Exercise instructions: Set down every record below exactly as it stands, minus the pictures.

________________________________________

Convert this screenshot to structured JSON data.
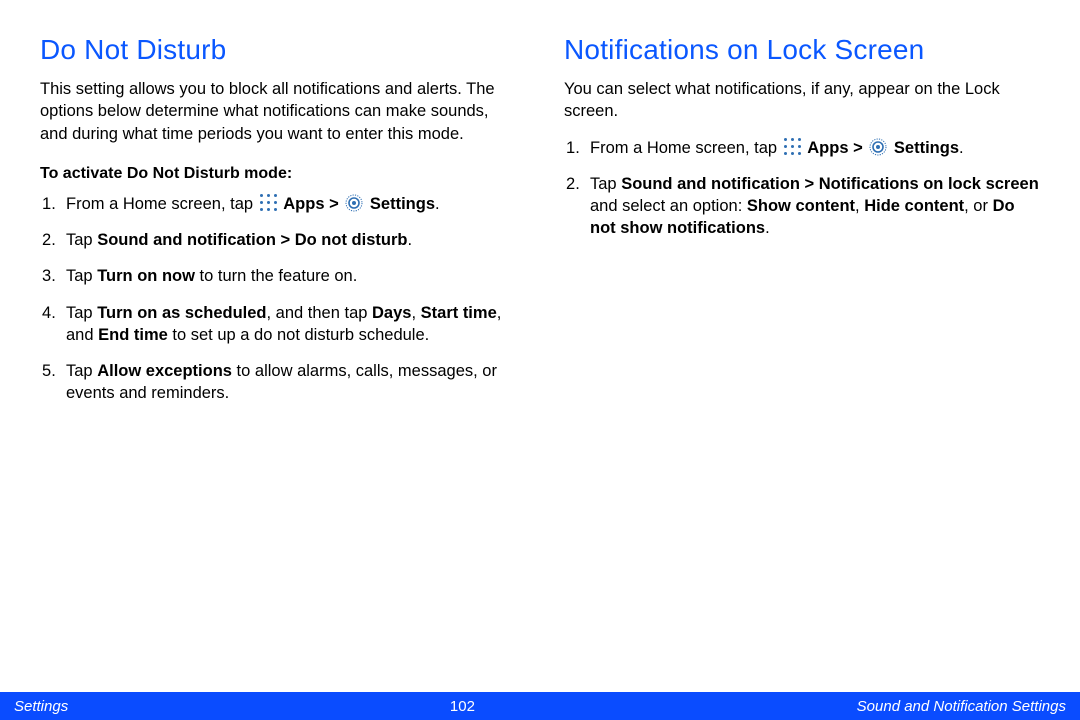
{
  "left": {
    "heading": "Do Not Disturb",
    "intro": "This setting allows you to block all notifications and alerts. The options below determine what notifications can make sounds, and during what time periods you want to enter this mode.",
    "subhead": "To activate Do Not Disturb mode:",
    "step1_pre": "From a Home screen, tap ",
    "apps_label": "Apps",
    "gt": ">",
    "settings_label": "Settings",
    "step2_pre": "Tap ",
    "step2_bold": "Sound and notification > Do not disturb",
    "step3_pre": "Tap ",
    "step3_bold": "Turn on now",
    "step3_post": " to turn the feature on.",
    "step4_pre": "Tap ",
    "step4_b1": "Turn on as scheduled",
    "step4_mid1": ", and then tap ",
    "step4_b2": "Days",
    "step4_mid2": ", ",
    "step4_b3": "Start time",
    "step4_mid3": ", and ",
    "step4_b4": "End time",
    "step4_post": " to set up a do not disturb schedule.",
    "step5_pre": "Tap ",
    "step5_bold": "Allow exceptions",
    "step5_post": " to allow alarms, calls, messages, or events and reminders."
  },
  "right": {
    "heading": "Notifications on Lock Screen",
    "intro": "You can select what notifications, if any, appear on the Lock screen.",
    "step1_pre": "From a Home screen, tap ",
    "apps_label": "Apps",
    "gt": ">",
    "settings_label": "Settings",
    "step2_pre": "Tap ",
    "step2_b1": "Sound and notification > Notifications on lock screen",
    "step2_mid1": " and select an option: ",
    "step2_b2": "Show content",
    "step2_mid2": ", ",
    "step2_b3": "Hide content",
    "step2_mid3": ", or ",
    "step2_b4": "Do not show notifications",
    "period": "."
  },
  "footer": {
    "left": "Settings",
    "page": "102",
    "right": "Sound and Notification Settings"
  }
}
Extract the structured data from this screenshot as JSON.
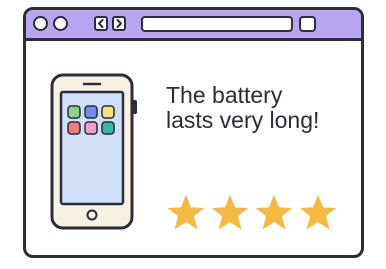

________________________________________

Exercise response:
Convert this screenshot to structured JSON data.
{
  "left": {
    "heading": "Do Not Disturb",
    "intro": "This setting allows you to block all notifications and alerts. The options below determine what notifications can make sounds, and during what time periods you want to enter this mode.",
    "subhead": "To activate Do Not Disturb mode:",
    "step1_pre": "From a Home screen, tap ",
    "apps_label": "Apps",
    "gt": ">",
    "settings_label": "Settings",
    "step2_pre": "Tap ",
    "step2_bold": "Sound and notification > Do not disturb",
    "step3_pre": "Tap ",
    "step3_bold": "Turn on now",
    "step3_post": " to turn the feature on.",
    "step4_pre": "Tap ",
    "step4_b1": "Turn on as scheduled",
    "step4_mid1": ", and then tap ",
    "step4_b2": "Days",
    "step4_mid2": ", ",
    "step4_b3": "Start time",
    "step4_mid3": ", and ",
    "step4_b4": "End time",
    "step4_post": " to set up a do not disturb schedule.",
    "step5_pre": "Tap ",
    "step5_bold": "Allow exceptions",
    "step5_post": " to allow alarms, calls, messages, or events and reminders."
  },
  "right": {
    "heading": "Notifications on Lock Screen",
    "intro": "You can select what notifications, if any, appear on the Lock screen.",
    "step1_pre": "From a Home screen, tap ",
    "apps_label": "Apps",
    "gt": ">",
    "settings_label": "Settings",
    "step2_pre": "Tap ",
    "step2_b1": "Sound and notification > Notifications on lock screen",
    "step2_mid1": " and select an option: ",
    "step2_b2": "Show content",
    "step2_mid2": ", ",
    "step2_b3": "Hide content",
    "step2_mid3": ", or ",
    "step2_b4": "Do not show notifications",
    "period": "."
  },
  "footer": {
    "left": "Settings",
    "page": "102",
    "right": "Sound and Notification Settings"
  }
}
Extract the structured data from this screenshot as JSON.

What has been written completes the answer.